  1. To fix the eyes upon; to see with attention; to observe with care. Behold the lamb of God which taketh away the sin of the world. – John i.
  2. In a less intensive sense, to look upon; to see. When he beheld the serpent of brass, he lived. – Num. xxi.

BE-HOLD'EN, pp. [or a. beho'ldn; The participle of behold, to keep, guard, or bind. See Behold.]

Obliged; bound in gratitude; indebted. Little are we beholden to your love. – Shak.


Ono who beholds; a spectator; one who looks upon, or sees.


  1. Fixing the eyes upon; looking on; seeing.
  2. Fixing the attention; regarding with attention.
  3. Obligation. [Not used.] – Carew.
  4. Obliged. [A mistaken use of the word for beholden.] – Bacon on Love.


The state of being obliged. – Donne. Sidney. [An error, and not in use.]

BE-HON'EY, v.t.

To sweeten with honey. – Sherwood.

BE-HOOF', n. [Sax. behofian, to want, to be necessary, to be expedient; hence, to be a duty; D. behoeven, to need; Ger. behuf, behoof; Dan. behöver, to need, to lack; behov, need, necessity, sufficiency, maintenance, that is, things needed; Sw. behof, need; behofwa, to need.]

  1. Radically, need, necessity; whence, by an easy analogy, the word came to signify that which supplies want. Hence, in present usage,
  2. That which is advantageous; advantage; profit; benefit. No mean recompense it brings to your behoof. – Milton.


Needful; profitable.

BE-HOOVE', v.t. [behoov'; Sax. behofian, to want, to be necessary, or expedient. Supra.]

To be necessary for; to be fit for; to be meet for, with respect to necessity, duty, or convenience. And thus it behooved Christ to suffer. – Luke xxiv. It may perhaps be used intransitively; as, let him behave as it behooveth; but I believe such use is rare.
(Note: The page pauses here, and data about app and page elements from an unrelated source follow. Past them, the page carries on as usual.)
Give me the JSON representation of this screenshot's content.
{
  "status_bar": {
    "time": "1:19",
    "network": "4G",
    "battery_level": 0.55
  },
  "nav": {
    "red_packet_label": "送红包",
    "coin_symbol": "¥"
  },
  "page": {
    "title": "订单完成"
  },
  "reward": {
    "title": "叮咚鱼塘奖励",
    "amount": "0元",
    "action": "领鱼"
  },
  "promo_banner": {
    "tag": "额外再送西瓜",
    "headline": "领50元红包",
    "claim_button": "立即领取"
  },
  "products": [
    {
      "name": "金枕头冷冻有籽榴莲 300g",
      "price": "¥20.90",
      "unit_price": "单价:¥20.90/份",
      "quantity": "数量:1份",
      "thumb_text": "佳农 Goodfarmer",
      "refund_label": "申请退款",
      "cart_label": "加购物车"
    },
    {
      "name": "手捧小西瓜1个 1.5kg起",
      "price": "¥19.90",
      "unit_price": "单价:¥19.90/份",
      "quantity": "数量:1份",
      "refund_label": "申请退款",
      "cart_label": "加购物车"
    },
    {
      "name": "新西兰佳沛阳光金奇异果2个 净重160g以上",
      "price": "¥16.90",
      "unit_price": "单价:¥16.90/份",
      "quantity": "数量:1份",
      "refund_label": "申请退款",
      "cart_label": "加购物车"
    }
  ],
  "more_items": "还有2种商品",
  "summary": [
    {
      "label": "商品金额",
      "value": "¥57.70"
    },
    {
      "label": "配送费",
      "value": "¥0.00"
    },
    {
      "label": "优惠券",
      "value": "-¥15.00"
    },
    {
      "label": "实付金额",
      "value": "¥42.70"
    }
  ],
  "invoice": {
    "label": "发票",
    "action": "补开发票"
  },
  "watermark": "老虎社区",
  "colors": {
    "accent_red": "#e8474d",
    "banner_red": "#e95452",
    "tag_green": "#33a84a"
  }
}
BE-HOOVE'FUL, a. [behoov'ful.]

Needful; useful; profitable; advantageous.

BE-HOOVE'FUL-LY, adv. [behoov'fully.]

Usefully; profitably. [Obs. or nearly so.]
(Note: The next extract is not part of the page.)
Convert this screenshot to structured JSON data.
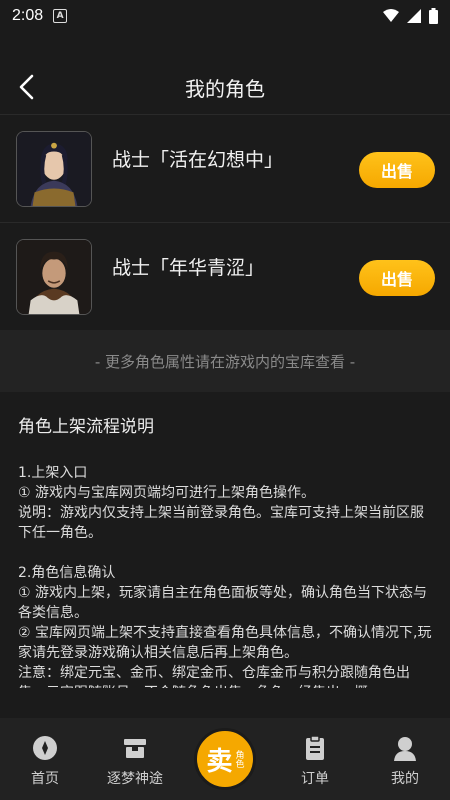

BE-HOT', pret.

of Behight. [Obs.]


and its derivatives. See Behoove.

BE-HOWL', v.i. [be and howl.]

To howl at. [Not used.] – Shak.

BE'ING, n.

  1. Existence; as, God is the author of our being. In God we live, and move, and have our being. – Acts xvii.
  2. A particular state or condition. [This is hardly a different sense.]
  3. A person existing; applied to the human race.
  4. An immaterial, intelligent existence, or spirit. Superior beings, when of late they saw / A mortal man unfold all nature's law. – Pope.
  5. An animal; any living creature; as, animals are such beings, as are endowed with sensation and spontaneous motion.

BE'ING, ppr. [See Be.]

Existing in a certain state. Man, being in honor, abideth not. – Ps. xlix.

BE-JADE', v.t. [be and jade.]

To tire. [Not used.] – Milton.

BE-JAPE', v.t.

To laugh at; to deceive. [Not used.] – Chaucer.

BE-JES'U-IT, v.t.

To initiate in Jesuitism. – Milton.

BE-KISS', v.t. [be and kiss.]

To kiss or salute. [Not in use.] – Jonson.

BE-KNAVE', v.t. [be and knave.]

To call knave. [Not used.] – Pope.

BE-KNOW', v.t. [be and know.]

To acknowledge. [Not used.] – Chaucer.